**Task requirements**
Go through the records and show each line where the word "rest" occurs.

[Source data]
━━━━━━━━
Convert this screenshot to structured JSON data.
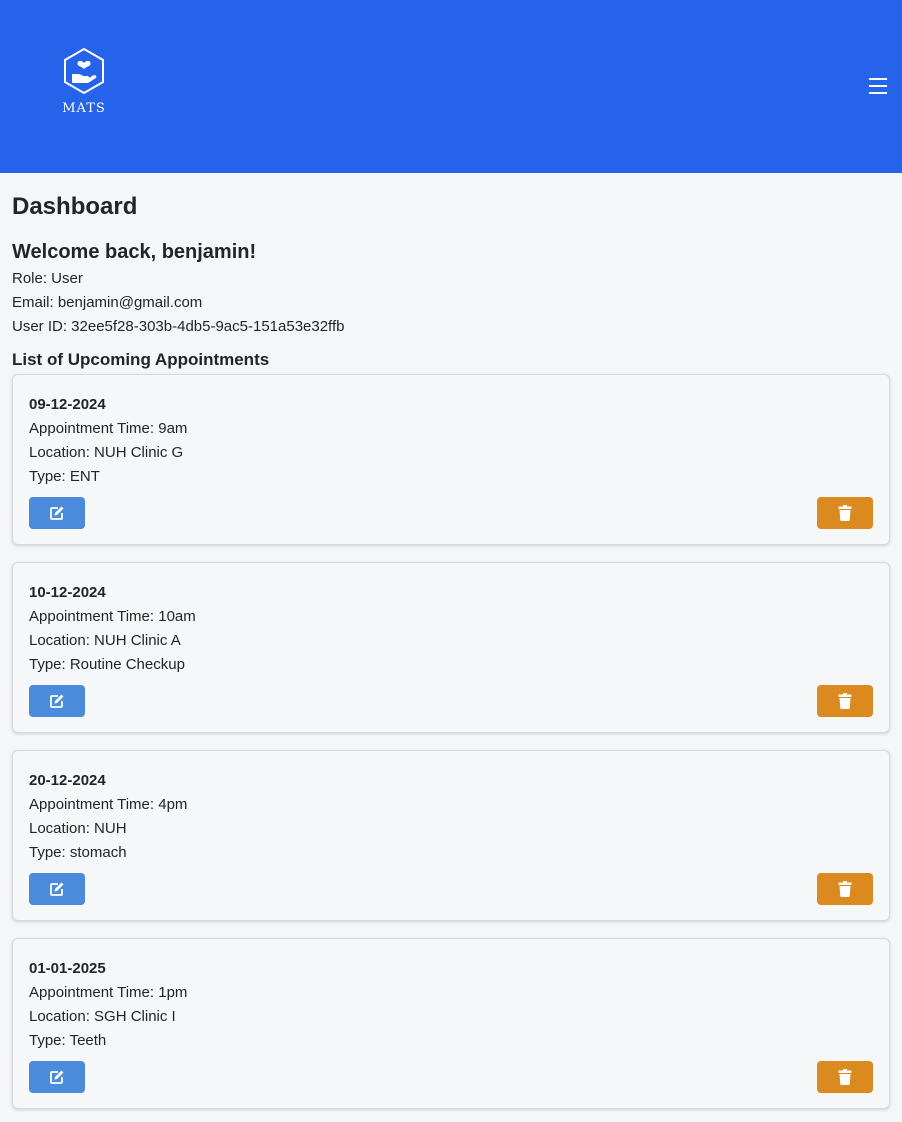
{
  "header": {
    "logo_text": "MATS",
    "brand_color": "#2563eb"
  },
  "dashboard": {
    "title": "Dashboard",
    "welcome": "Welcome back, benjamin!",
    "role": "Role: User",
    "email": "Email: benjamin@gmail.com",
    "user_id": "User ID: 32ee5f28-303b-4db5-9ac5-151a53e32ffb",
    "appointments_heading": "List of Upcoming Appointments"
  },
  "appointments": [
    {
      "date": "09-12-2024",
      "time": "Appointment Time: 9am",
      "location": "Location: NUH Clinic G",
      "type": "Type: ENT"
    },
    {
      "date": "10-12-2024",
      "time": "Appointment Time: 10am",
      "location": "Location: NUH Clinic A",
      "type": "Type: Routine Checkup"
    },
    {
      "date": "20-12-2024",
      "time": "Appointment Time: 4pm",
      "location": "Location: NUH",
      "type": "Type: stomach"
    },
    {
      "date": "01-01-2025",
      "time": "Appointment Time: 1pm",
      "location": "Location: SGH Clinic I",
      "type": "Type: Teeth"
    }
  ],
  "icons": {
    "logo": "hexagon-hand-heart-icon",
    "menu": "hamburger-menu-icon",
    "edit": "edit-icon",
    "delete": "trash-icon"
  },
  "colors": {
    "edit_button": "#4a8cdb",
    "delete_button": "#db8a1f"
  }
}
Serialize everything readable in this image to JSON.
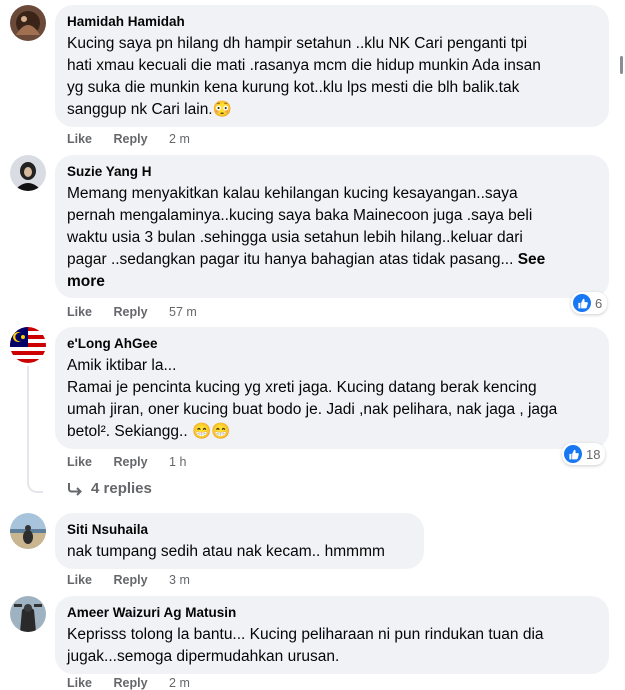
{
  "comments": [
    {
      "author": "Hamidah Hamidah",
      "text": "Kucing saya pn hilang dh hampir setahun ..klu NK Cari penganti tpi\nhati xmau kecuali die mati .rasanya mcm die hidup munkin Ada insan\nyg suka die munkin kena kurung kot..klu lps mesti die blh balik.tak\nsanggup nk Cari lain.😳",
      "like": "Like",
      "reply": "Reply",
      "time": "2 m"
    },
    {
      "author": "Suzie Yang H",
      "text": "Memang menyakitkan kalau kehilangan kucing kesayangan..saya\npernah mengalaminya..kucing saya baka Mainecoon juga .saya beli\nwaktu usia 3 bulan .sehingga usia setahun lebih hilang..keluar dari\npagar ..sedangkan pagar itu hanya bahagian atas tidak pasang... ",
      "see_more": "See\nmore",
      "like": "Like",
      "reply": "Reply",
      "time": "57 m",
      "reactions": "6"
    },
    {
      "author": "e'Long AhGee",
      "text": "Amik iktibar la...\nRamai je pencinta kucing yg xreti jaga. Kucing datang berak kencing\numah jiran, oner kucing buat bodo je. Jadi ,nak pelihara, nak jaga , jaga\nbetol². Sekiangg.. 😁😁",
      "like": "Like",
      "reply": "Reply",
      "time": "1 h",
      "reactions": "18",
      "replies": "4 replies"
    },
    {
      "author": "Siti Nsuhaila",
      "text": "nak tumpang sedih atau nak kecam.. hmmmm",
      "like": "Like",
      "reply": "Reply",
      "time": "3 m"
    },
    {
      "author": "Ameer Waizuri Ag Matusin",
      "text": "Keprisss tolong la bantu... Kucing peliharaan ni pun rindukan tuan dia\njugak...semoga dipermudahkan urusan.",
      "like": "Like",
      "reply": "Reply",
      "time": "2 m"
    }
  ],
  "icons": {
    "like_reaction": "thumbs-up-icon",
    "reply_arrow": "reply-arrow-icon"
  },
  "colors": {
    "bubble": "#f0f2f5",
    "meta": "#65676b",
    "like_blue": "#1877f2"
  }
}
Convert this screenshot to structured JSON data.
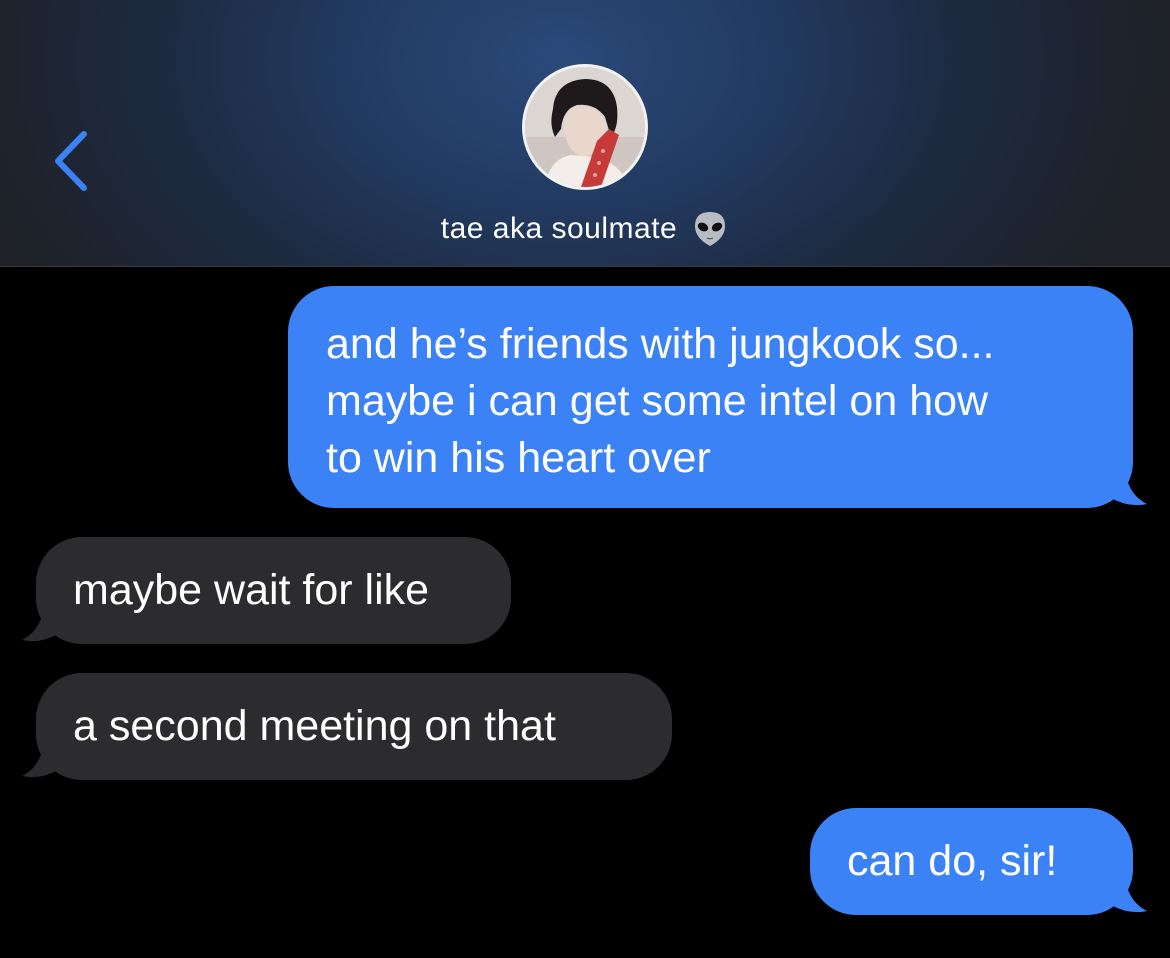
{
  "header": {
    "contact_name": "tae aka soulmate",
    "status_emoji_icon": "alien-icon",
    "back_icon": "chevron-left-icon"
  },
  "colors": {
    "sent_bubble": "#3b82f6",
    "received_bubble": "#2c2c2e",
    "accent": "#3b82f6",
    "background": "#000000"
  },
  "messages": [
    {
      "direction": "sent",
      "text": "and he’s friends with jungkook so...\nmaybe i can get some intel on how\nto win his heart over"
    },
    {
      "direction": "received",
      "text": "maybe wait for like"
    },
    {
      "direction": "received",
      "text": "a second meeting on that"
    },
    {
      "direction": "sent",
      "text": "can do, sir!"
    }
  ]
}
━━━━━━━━
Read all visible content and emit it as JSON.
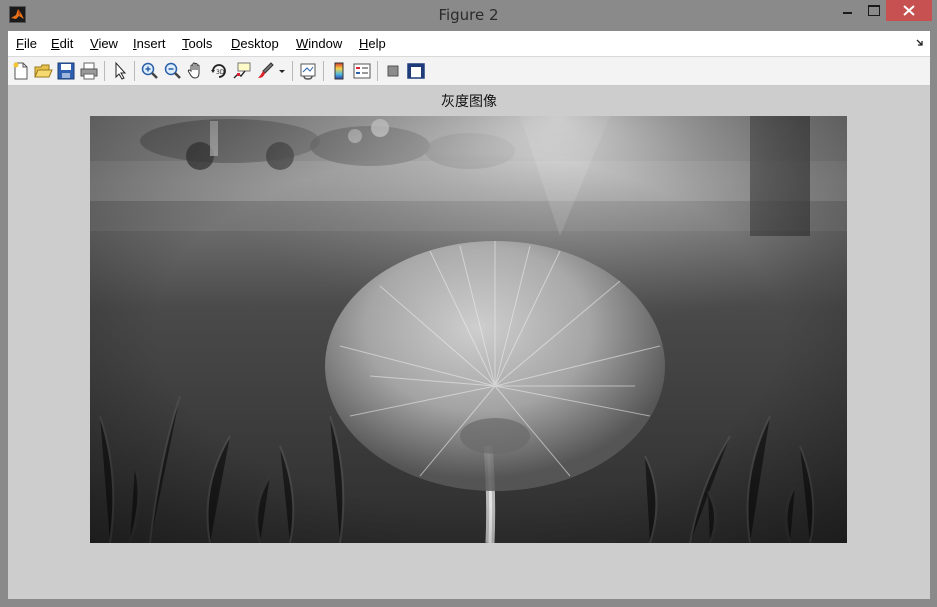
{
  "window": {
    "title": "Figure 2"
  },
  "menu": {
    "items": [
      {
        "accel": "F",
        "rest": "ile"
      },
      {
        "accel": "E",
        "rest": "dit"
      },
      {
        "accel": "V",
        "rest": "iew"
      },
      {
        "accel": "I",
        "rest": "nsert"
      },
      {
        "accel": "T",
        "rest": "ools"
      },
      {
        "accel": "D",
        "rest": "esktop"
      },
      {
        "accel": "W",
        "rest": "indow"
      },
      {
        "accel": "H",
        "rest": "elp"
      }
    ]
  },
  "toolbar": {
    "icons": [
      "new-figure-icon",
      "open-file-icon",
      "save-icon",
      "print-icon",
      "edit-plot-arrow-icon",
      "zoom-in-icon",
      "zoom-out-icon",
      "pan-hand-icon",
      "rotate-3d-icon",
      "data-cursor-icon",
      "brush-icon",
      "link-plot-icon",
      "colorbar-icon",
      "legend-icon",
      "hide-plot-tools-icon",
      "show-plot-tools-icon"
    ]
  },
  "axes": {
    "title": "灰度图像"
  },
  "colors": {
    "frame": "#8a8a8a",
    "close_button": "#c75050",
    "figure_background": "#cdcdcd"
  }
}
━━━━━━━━
**Output below**
        "rest": "ile"
        "rest": "dit"
        "rest": "iew"
        "rest": "nsert"
        "rest": "ools"
        "rest": "esktop"
        "rest": "indow"
        "rest": "elp"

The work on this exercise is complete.